That’s the gist behind new cutting-edge research that explores doing things such as watching how your brain responds to celebrity pictures or listening to sounds echoing around your skull to prove your identity.
Researchers at Binghamton University in New York conducted a study in which some 50 participants were monitored via headgear fitted with 30 brain sensors while 500 images of things, such as celebrities, food and unusual words, flashed in front of them on a screen for less than a second each. The sensors captured how their brains automatically reacted to the pictures – and from that data, the researchers were able to figure out how to identify a person with 100 percent accuracy while using just 27 image responses collected from a handful of sensors.
Study co-author Sarah Laszlo told Ars Technica that she imagined the process might make sense for some high-stakes scenarios, such as controlling access to classified information at the Pentagon.
Another study that hopes to use your head to improve security is one carried out by a team of German researchers who looked at skull echos.
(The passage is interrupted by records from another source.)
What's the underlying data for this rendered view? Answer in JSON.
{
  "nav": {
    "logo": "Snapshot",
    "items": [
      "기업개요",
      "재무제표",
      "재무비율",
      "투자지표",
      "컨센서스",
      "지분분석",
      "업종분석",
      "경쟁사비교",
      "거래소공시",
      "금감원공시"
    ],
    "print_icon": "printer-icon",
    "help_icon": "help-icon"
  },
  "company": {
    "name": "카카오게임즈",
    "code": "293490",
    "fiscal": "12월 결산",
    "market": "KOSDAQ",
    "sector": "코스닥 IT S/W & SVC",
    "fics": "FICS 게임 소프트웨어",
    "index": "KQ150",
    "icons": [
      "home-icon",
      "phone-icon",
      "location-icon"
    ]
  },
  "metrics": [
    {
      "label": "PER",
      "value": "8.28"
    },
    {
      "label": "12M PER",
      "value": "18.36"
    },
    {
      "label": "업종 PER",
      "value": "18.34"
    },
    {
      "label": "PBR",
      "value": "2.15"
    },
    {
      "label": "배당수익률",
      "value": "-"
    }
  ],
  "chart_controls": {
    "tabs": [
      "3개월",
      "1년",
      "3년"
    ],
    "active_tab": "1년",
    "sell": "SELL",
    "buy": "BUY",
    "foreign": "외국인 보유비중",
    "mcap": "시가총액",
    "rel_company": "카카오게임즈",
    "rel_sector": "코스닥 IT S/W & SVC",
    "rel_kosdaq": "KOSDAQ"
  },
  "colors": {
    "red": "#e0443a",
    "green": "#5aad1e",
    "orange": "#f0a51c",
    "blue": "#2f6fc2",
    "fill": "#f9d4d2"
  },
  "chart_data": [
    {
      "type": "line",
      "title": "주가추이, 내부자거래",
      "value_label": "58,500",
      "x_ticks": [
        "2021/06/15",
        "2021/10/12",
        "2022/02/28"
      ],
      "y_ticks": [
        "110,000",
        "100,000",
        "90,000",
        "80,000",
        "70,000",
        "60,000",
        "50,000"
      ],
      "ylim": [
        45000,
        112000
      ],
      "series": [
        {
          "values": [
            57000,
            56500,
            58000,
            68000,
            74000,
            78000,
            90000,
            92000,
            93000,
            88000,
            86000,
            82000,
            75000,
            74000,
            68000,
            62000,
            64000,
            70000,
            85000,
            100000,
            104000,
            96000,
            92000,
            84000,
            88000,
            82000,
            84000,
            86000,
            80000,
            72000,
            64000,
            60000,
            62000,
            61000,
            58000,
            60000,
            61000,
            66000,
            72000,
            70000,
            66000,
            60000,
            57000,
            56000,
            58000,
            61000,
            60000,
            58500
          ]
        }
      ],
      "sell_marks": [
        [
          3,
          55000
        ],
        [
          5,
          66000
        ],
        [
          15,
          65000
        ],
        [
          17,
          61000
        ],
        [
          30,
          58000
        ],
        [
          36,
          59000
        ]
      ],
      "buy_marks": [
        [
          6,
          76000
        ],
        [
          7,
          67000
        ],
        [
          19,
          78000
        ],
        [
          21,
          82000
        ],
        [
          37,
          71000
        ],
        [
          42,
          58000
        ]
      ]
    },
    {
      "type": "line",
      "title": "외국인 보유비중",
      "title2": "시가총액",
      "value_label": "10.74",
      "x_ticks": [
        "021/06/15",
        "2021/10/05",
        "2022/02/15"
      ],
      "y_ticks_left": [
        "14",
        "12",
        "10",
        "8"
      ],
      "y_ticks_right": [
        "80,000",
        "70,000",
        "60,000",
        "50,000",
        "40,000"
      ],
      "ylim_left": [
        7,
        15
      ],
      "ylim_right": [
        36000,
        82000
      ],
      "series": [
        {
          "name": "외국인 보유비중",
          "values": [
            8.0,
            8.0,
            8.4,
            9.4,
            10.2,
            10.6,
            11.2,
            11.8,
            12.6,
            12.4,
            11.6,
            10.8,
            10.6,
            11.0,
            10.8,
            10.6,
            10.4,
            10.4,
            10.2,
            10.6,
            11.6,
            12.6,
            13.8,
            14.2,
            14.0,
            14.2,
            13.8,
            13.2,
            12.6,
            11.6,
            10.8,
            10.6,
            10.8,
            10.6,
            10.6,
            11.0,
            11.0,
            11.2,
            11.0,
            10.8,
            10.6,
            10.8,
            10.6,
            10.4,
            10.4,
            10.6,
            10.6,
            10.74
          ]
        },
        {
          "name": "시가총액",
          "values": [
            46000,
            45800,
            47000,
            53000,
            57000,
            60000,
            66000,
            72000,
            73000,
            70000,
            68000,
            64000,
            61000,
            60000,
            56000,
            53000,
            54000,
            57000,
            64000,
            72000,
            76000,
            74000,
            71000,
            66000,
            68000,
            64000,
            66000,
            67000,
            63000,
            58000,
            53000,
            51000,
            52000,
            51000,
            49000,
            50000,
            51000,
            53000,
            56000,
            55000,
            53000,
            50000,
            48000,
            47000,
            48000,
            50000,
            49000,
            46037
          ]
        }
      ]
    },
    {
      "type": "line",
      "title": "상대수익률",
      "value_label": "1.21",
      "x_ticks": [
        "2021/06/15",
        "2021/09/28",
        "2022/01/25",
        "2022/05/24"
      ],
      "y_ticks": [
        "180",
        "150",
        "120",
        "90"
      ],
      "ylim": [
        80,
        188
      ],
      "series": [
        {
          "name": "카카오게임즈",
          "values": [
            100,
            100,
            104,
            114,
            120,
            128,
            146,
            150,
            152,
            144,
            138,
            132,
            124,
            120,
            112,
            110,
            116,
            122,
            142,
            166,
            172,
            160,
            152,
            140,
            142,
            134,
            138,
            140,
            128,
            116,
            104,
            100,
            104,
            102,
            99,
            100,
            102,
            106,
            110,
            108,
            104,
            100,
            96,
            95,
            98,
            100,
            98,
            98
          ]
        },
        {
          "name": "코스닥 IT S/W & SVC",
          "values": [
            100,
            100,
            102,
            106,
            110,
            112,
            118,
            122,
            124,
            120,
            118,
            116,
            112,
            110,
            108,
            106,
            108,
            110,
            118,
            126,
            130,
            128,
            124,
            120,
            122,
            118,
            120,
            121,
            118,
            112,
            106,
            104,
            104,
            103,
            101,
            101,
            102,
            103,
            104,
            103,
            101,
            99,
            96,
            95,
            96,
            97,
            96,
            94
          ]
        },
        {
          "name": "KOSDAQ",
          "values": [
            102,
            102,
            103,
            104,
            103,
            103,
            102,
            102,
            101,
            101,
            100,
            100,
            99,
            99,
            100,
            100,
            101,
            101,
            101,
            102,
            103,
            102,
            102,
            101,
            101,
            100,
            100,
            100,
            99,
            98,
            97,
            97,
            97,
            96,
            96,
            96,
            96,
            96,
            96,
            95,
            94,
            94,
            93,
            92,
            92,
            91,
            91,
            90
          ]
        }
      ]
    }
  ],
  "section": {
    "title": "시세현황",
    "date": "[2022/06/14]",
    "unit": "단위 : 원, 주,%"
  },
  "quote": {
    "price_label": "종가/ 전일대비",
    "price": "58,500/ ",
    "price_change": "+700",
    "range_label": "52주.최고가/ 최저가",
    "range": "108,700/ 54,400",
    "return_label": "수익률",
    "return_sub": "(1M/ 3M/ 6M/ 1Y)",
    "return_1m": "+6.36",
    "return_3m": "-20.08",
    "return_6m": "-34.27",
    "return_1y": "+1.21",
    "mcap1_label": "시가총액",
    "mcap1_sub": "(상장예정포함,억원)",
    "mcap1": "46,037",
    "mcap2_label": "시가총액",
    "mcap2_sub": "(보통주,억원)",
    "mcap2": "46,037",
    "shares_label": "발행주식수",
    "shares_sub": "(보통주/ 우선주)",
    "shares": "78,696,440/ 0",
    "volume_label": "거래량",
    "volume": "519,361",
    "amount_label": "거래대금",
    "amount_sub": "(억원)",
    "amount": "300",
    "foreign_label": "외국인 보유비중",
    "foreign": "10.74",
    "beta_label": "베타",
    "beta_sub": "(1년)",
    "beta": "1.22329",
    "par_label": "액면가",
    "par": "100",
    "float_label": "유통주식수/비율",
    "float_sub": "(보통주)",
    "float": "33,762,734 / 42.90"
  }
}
The idea is basically to use bone conduction speakers and microphones to listen for tiny differences in how sounds bounce around inside people’s skulls. The researchers reported a 97 percent identification rate but ran tests with only 10 participants. The study tested the technique with Google Glass, and the researchers suggest it might be viable to secure other types of head-mounted computers in the future.
These studies represent initial research that is a long way away from helping you sign into your online banking account. But they also highlight the push to figure out new alternatives to the traditional password, two-factor authentication and fingerprint scan to prove who you are.
The old standby – the typed password – isn’t working out so great. Passwords are practically impossible to escape and can be a pain to keep track of without falling victim to poor digital hygiene, such as password reuse. Most major companies now offer two-factor authentication, which requires an extra verification step that often works by having users enter a code that’s delivered to their phone.
And fingerprint scans have also been on the rise. The latest iPhones have it built in as Touch ID, and some secure workplaces use similar tech to verify employees’ identities. Unlike with passwords, you can’t really forget your fingerprints. But they’re also practically impossible to change if the fingerprint data is compromised, as happened to millions of people caught up in the Office of Management and Budget breach revealed last year.
And it might not even take a hack to expose them: After all, you leave fingerprints on a lot of things you touch – and some researchers have even demonstrated ways to spoof them from high-resolution photos.
Looking inside people’s heads for the future of biometric identification at least may help avoid part of that last problem: Given the state of technology now, you’d probably notice if someone was trying to measure your brain waves or listen to your skull for echos.